  • Wear the “Care about the climate and kids? Lets’ talk” button at back-to-school functions to inspire conversation about why young people are striking.
    • “Care about the climate and kids? Let’s talk” will be sent to Mothers Out Front team coordinators the week of August 26th. Email etel.haxhiaj@mothersoutfront.org if you need to order more.

  • Build participation in the Boston Climate Strike by asking each member of your team to bring 3 moms/others with her. RSVP here to attend the Boston Youth Climate Strike.
  • Ask youth in your community what support they need for local school strike events.
  • Host a parent teach-in/small group discussion with other moms from your child’s school, day care or neighborhood.
  • Host an ArtBuild using the ideas shared here or create your own art and display it in public spaces to spark climate conversations with community members.
  • Find out how you can speed the transition to clean energy in your local community. Consider joining our campaign for Electric School Buses. Click here to learn more.
  • Raise your voice with your legislators about being a climate voter. Click here to find your legislator and their contact information.
  • Follow Mothers Out Front on Facebook or Twitter to learn about fast-breaking opportunities for actions.

 

Closing: 
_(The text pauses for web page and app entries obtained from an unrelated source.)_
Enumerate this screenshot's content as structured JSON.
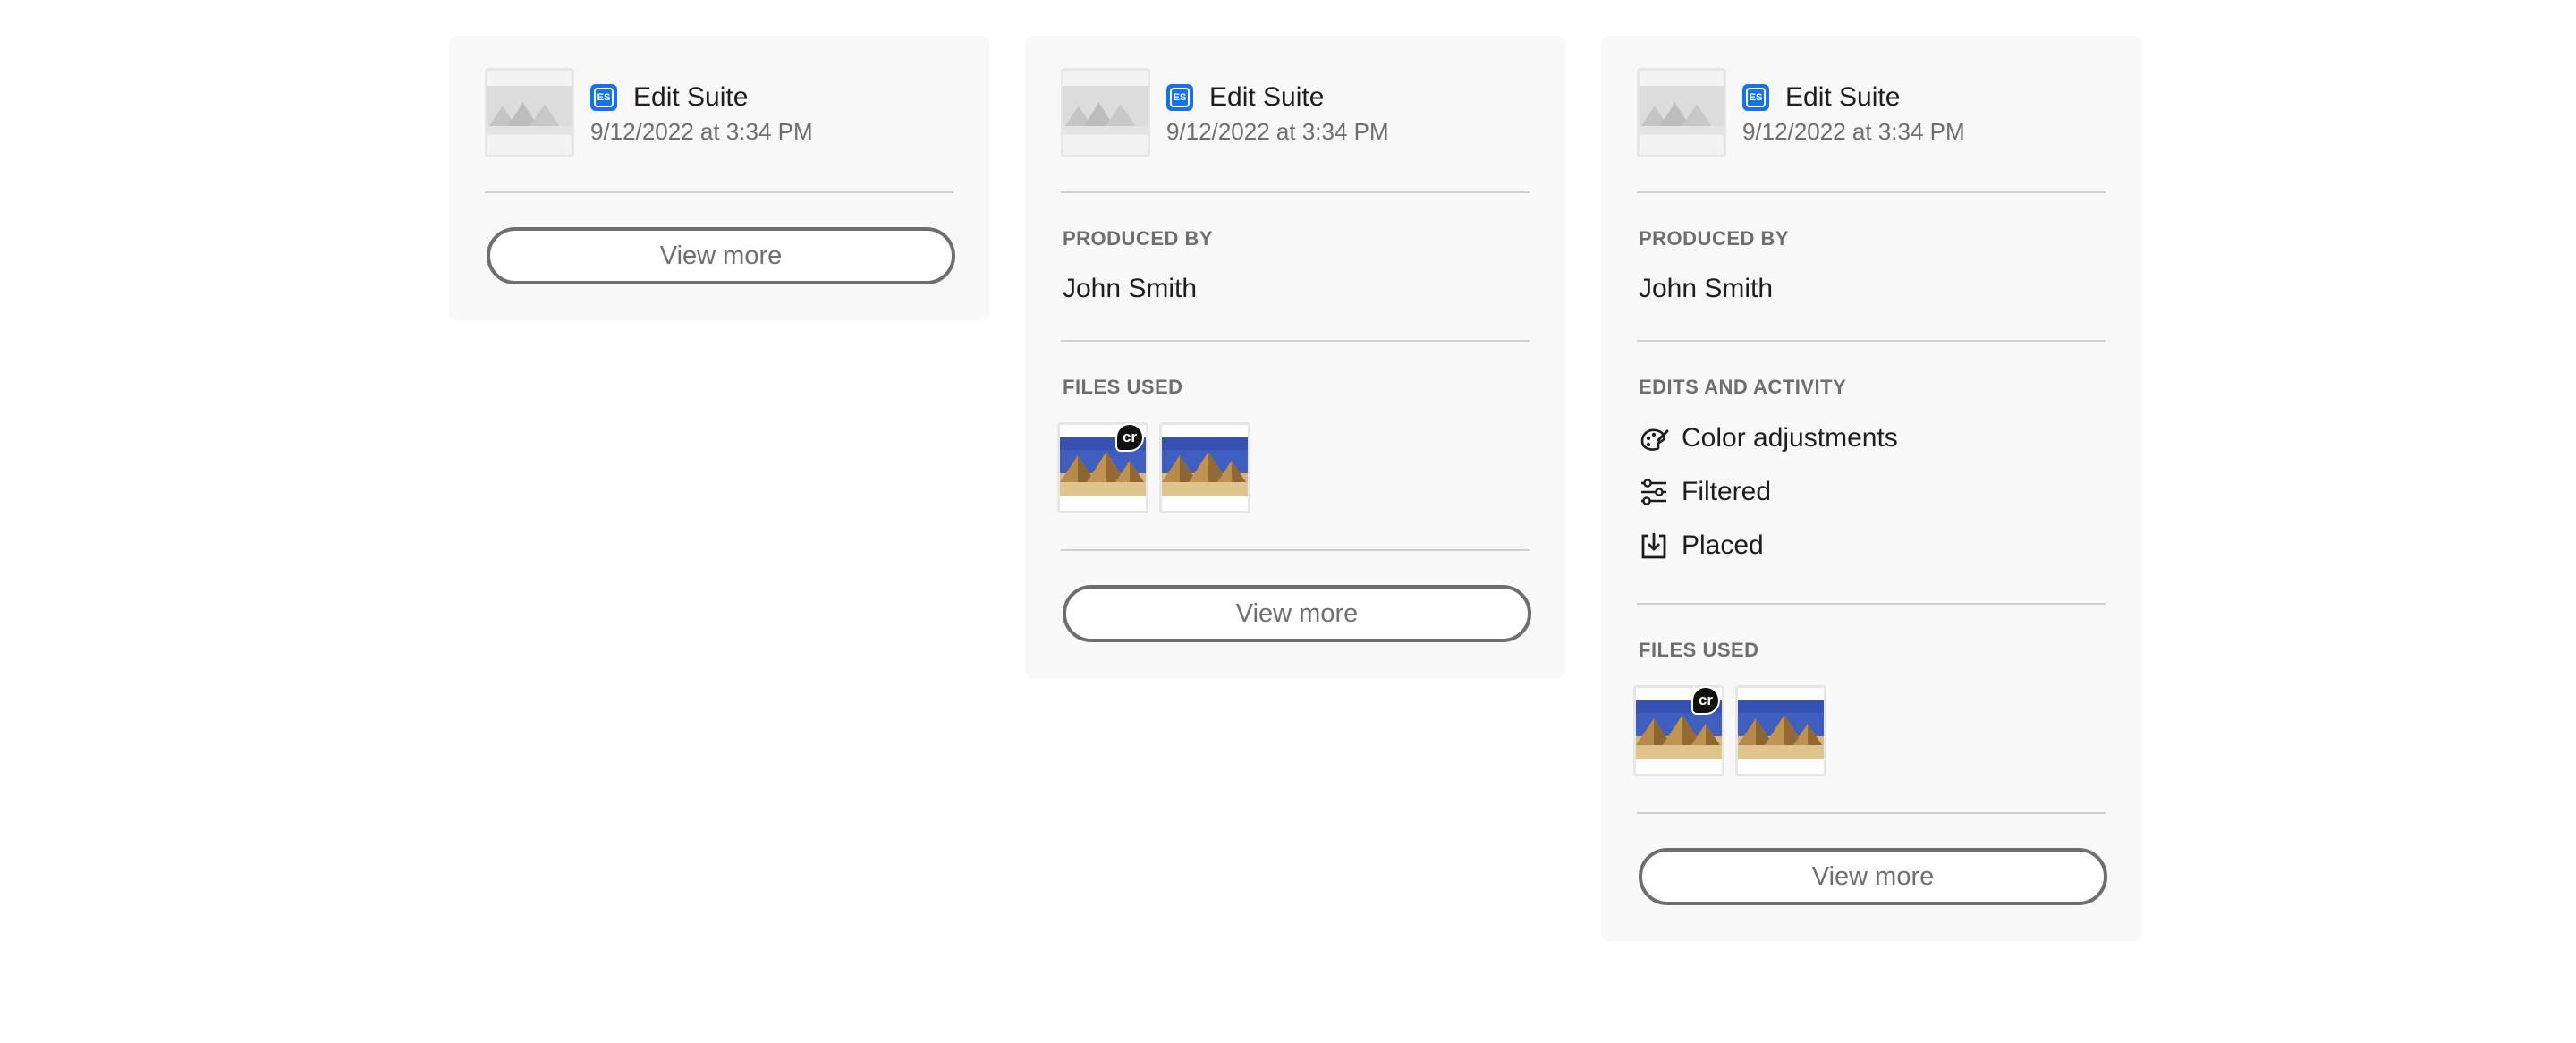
{
  "cards": [
    {
      "app_name": "Edit Suite",
      "app_badge": "ES",
      "timestamp": "9/12/2022 at 3:34 PM",
      "view_more_label": "View more"
    },
    {
      "app_name": "Edit Suite",
      "app_badge": "ES",
      "timestamp": "9/12/2022 at 3:34 PM",
      "produced_by_label": "PRODUCED BY",
      "produced_by_value": "John Smith",
      "files_used_label": "FILES USED",
      "files": [
        {
          "badge": "cr"
        },
        {
          "badge": ""
        }
      ],
      "view_more_label": "View more"
    },
    {
      "app_name": "Edit Suite",
      "app_badge": "ES",
      "timestamp": "9/12/2022 at 3:34 PM",
      "produced_by_label": "PRODUCED BY",
      "produced_by_value": "John Smith",
      "edits_label": "EDITS AND ACTIVITY",
      "edits": [
        {
          "icon": "color-palette-icon",
          "label": "Color adjustments"
        },
        {
          "icon": "sliders-icon",
          "label": "Filtered"
        },
        {
          "icon": "place-icon",
          "label": "Placed"
        }
      ],
      "files_used_label": "FILES USED",
      "files": [
        {
          "badge": "cr"
        },
        {
          "badge": ""
        }
      ],
      "view_more_label": "View more"
    }
  ],
  "colors": {
    "card_background": "#f8f8f8",
    "app_badge": "#1473e6",
    "divider": "#cfcfcf",
    "button_border": "#6e6e6e",
    "sky": "#3f5fc0",
    "sand": "#d9b77a"
  }
}
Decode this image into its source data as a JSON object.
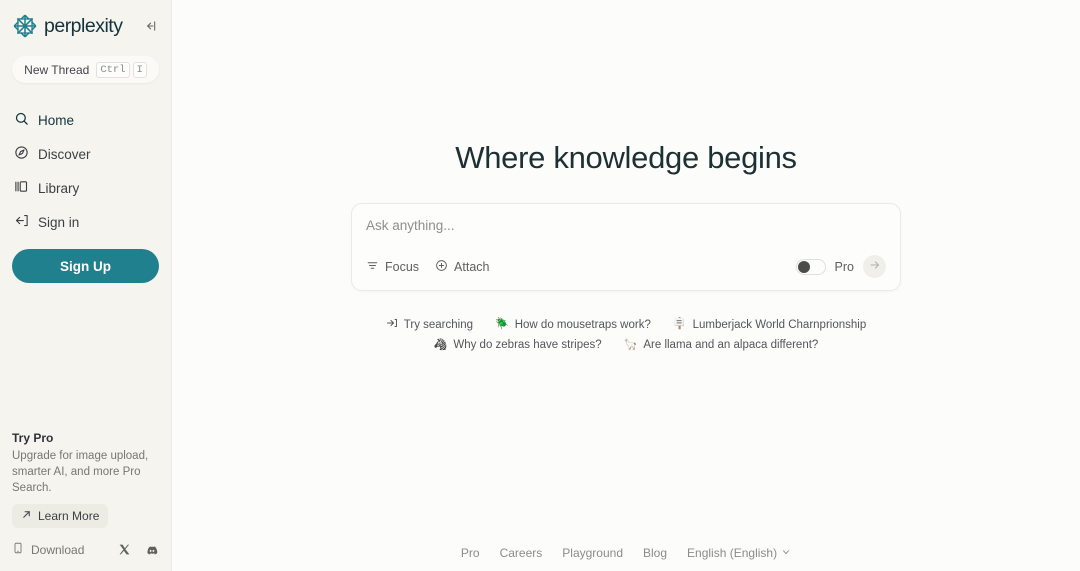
{
  "sidebar": {
    "brand": "perplexity",
    "collapse_icon": "collapse-sidebar-icon",
    "new_thread": {
      "label": "New Thread",
      "key_mod": "Ctrl",
      "key_char": "I"
    },
    "nav": [
      {
        "label": "Home",
        "icon": "search-icon",
        "active": true
      },
      {
        "label": "Discover",
        "icon": "compass-icon",
        "active": false
      },
      {
        "label": "Library",
        "icon": "library-icon",
        "active": false
      },
      {
        "label": "Sign in",
        "icon": "sign-in-icon",
        "active": false
      }
    ],
    "signup_label": "Sign Up",
    "try_pro": {
      "title": "Try Pro",
      "description": "Upgrade for image upload, smarter AI, and more Pro Search.",
      "cta": "Learn More",
      "cta_icon": "arrow-up-right-icon"
    },
    "footer": {
      "download_label": "Download",
      "download_icon": "phone-icon",
      "socials": [
        {
          "name": "x-twitter-icon"
        },
        {
          "name": "discord-icon"
        }
      ]
    },
    "accent_color": "#20808d",
    "background_color": "#f5f4ef"
  },
  "main": {
    "headline": "Where knowledge begins",
    "search": {
      "placeholder": "Ask anything...",
      "value": "",
      "focus_label": "Focus",
      "focus_icon": "filter-icon",
      "attach_label": "Attach",
      "attach_icon": "plus-circle-icon",
      "pro_label": "Pro",
      "pro_enabled": false,
      "submit_icon": "arrow-right-icon"
    },
    "suggestions": {
      "lead_label": "Try searching",
      "lead_icon": "arrow-enter-icon",
      "row1": [
        {
          "emoji": "🪲",
          "label": "How do mousetraps work?"
        },
        {
          "emoji": "🪧",
          "label": "Lumberjack World Charnprionship"
        }
      ],
      "row2": [
        {
          "emoji": "🦓",
          "label": "Why do zebras have stripes?"
        },
        {
          "emoji": "🦙",
          "label": "Are llama and an alpaca different?"
        }
      ]
    },
    "footer_links": [
      {
        "label": "Pro"
      },
      {
        "label": "Careers"
      },
      {
        "label": "Playground"
      },
      {
        "label": "Blog"
      },
      {
        "label": "English (English)",
        "has_chevron": true
      }
    ],
    "background_color": "#fcfcfa",
    "heading_color": "#1d3034"
  }
}
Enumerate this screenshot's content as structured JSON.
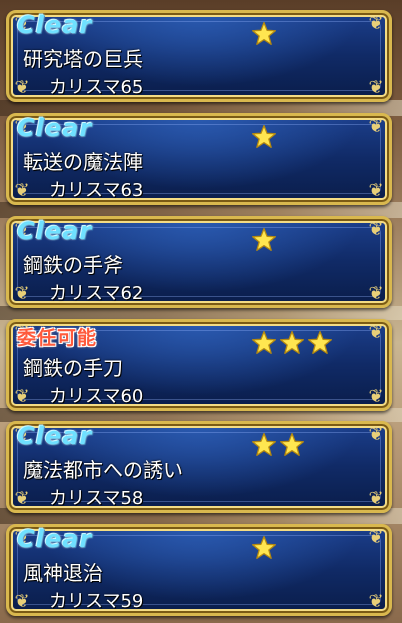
{
  "colors": {
    "clear_text": "#6fe0ff",
    "delegate_text": "#ff5a3c",
    "card_blue": "#102a66",
    "frame_gold": "#d9b84e",
    "star_yellow": "#ffe650"
  },
  "icons": {
    "star": "star-icon",
    "corner": "ornate-corner"
  },
  "missions": [
    {
      "status": "Clear",
      "status_type": "clear",
      "stars": 1,
      "title": "研究塔の巨兵",
      "charisma": "カリスマ65"
    },
    {
      "status": "Clear",
      "status_type": "clear",
      "stars": 1,
      "title": "転送の魔法陣",
      "charisma": "カリスマ63"
    },
    {
      "status": "Clear",
      "status_type": "clear",
      "stars": 1,
      "title": "鋼鉄の手斧",
      "charisma": "カリスマ62"
    },
    {
      "status": "委任可能",
      "status_type": "delegate",
      "stars": 3,
      "title": "鋼鉄の手刀",
      "charisma": "カリスマ60"
    },
    {
      "status": "Clear",
      "status_type": "clear",
      "stars": 2,
      "title": "魔法都市への誘い",
      "charisma": "カリスマ58"
    },
    {
      "status": "Clear",
      "status_type": "clear",
      "stars": 1,
      "title": "風神退治",
      "charisma": "カリスマ59"
    }
  ]
}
Thank you for participating in this teach-in/group conversation! This is an important step in building relationships and commitments with moms/parents who may be new to these conversations. You can adopt this guide to fit your needs. We want to empower you to use it at various places, whether meeting moms at a coffee shop or at a playground. If you are meeting outside or need a shorter time frame for any reason, feel free to pare down the content, as long as you leave time for interactive activities. 


Showing 1 reaction

Be the first to comment

Please check your e-mail for a link to activate your account.